:: Source data ::
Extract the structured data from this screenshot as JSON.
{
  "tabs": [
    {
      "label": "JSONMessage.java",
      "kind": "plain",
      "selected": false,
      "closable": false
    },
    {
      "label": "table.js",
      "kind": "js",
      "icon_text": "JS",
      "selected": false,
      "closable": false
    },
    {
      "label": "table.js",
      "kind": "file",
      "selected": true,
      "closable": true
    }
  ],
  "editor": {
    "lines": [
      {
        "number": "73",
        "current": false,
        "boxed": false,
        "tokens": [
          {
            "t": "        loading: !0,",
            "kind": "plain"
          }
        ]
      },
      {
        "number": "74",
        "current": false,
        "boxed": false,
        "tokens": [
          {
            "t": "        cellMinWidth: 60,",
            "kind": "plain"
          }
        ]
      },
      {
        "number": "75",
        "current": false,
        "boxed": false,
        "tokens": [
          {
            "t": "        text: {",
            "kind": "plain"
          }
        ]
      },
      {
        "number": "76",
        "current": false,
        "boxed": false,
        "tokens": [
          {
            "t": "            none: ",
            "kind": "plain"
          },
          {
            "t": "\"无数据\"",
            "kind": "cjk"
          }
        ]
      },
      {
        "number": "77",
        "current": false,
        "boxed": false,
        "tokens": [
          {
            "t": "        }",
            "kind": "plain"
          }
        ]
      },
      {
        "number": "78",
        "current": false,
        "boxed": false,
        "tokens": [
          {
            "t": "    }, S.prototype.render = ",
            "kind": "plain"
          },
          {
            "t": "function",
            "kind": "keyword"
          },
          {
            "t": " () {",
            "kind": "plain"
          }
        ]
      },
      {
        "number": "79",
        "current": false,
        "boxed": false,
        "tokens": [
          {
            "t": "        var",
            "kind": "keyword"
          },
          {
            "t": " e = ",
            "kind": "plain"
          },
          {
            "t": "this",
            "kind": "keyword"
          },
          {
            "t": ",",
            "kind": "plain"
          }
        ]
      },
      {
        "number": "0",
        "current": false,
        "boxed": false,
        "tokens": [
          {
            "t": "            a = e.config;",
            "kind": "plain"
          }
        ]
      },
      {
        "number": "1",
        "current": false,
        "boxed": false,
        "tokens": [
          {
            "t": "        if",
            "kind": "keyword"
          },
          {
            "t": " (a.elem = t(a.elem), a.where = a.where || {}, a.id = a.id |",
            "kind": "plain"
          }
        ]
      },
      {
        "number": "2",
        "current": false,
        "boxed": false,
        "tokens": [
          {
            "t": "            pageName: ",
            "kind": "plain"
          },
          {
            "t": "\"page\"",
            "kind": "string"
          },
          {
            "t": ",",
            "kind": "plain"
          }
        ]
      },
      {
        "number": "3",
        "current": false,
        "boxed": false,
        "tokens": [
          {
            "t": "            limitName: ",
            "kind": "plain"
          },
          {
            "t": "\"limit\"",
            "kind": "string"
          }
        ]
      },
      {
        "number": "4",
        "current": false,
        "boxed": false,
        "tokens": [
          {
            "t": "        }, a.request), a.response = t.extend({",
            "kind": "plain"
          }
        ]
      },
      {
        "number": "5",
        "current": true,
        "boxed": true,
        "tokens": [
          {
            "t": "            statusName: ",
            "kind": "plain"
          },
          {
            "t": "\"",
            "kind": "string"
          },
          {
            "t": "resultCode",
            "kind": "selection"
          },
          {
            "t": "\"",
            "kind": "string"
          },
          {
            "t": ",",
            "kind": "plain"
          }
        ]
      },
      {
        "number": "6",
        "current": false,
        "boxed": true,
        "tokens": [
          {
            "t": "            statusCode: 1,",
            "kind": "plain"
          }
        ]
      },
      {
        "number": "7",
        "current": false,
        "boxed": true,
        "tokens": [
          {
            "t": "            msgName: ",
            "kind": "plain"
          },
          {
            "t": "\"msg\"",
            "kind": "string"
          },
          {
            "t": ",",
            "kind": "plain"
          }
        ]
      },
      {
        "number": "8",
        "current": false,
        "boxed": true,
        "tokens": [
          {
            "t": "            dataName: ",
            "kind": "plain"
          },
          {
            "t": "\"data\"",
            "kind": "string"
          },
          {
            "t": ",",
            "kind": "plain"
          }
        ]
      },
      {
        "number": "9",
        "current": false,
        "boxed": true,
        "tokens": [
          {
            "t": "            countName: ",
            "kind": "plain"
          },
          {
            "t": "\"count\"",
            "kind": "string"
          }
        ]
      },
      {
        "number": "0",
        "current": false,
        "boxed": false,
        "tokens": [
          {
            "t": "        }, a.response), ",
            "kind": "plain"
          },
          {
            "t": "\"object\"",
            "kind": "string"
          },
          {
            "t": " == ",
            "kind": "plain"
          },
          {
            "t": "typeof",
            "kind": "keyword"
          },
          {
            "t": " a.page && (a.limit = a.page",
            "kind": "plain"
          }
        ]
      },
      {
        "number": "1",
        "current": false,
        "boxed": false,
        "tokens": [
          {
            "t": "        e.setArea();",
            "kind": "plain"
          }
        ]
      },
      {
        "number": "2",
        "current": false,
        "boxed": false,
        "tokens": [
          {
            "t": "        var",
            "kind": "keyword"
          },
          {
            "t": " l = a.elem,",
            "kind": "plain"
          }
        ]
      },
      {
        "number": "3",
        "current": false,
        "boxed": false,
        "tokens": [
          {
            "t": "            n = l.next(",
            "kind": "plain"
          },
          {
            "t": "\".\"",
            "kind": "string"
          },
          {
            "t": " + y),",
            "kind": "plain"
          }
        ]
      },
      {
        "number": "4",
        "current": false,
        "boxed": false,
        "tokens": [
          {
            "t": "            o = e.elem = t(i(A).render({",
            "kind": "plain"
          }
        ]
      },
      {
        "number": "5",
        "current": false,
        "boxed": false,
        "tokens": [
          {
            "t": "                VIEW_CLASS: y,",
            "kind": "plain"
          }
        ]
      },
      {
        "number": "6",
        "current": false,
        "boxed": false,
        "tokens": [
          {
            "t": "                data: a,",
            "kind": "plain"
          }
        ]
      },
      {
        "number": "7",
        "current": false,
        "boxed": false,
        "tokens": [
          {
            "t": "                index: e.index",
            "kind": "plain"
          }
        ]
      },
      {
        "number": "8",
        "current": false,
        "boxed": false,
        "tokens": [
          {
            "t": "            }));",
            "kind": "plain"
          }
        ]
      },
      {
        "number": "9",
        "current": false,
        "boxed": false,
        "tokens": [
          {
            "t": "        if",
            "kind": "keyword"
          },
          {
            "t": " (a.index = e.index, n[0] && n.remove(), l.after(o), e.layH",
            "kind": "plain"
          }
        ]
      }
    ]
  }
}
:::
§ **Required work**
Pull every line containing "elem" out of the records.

§ **Answer to the exercise**
            "t": " (a.elem = t(a.elem), a.where = a.where || {}, a.id = a.id |",
            "t": " l = a.elem,",
            "t": "            o = e.elem = t(i(A).render({",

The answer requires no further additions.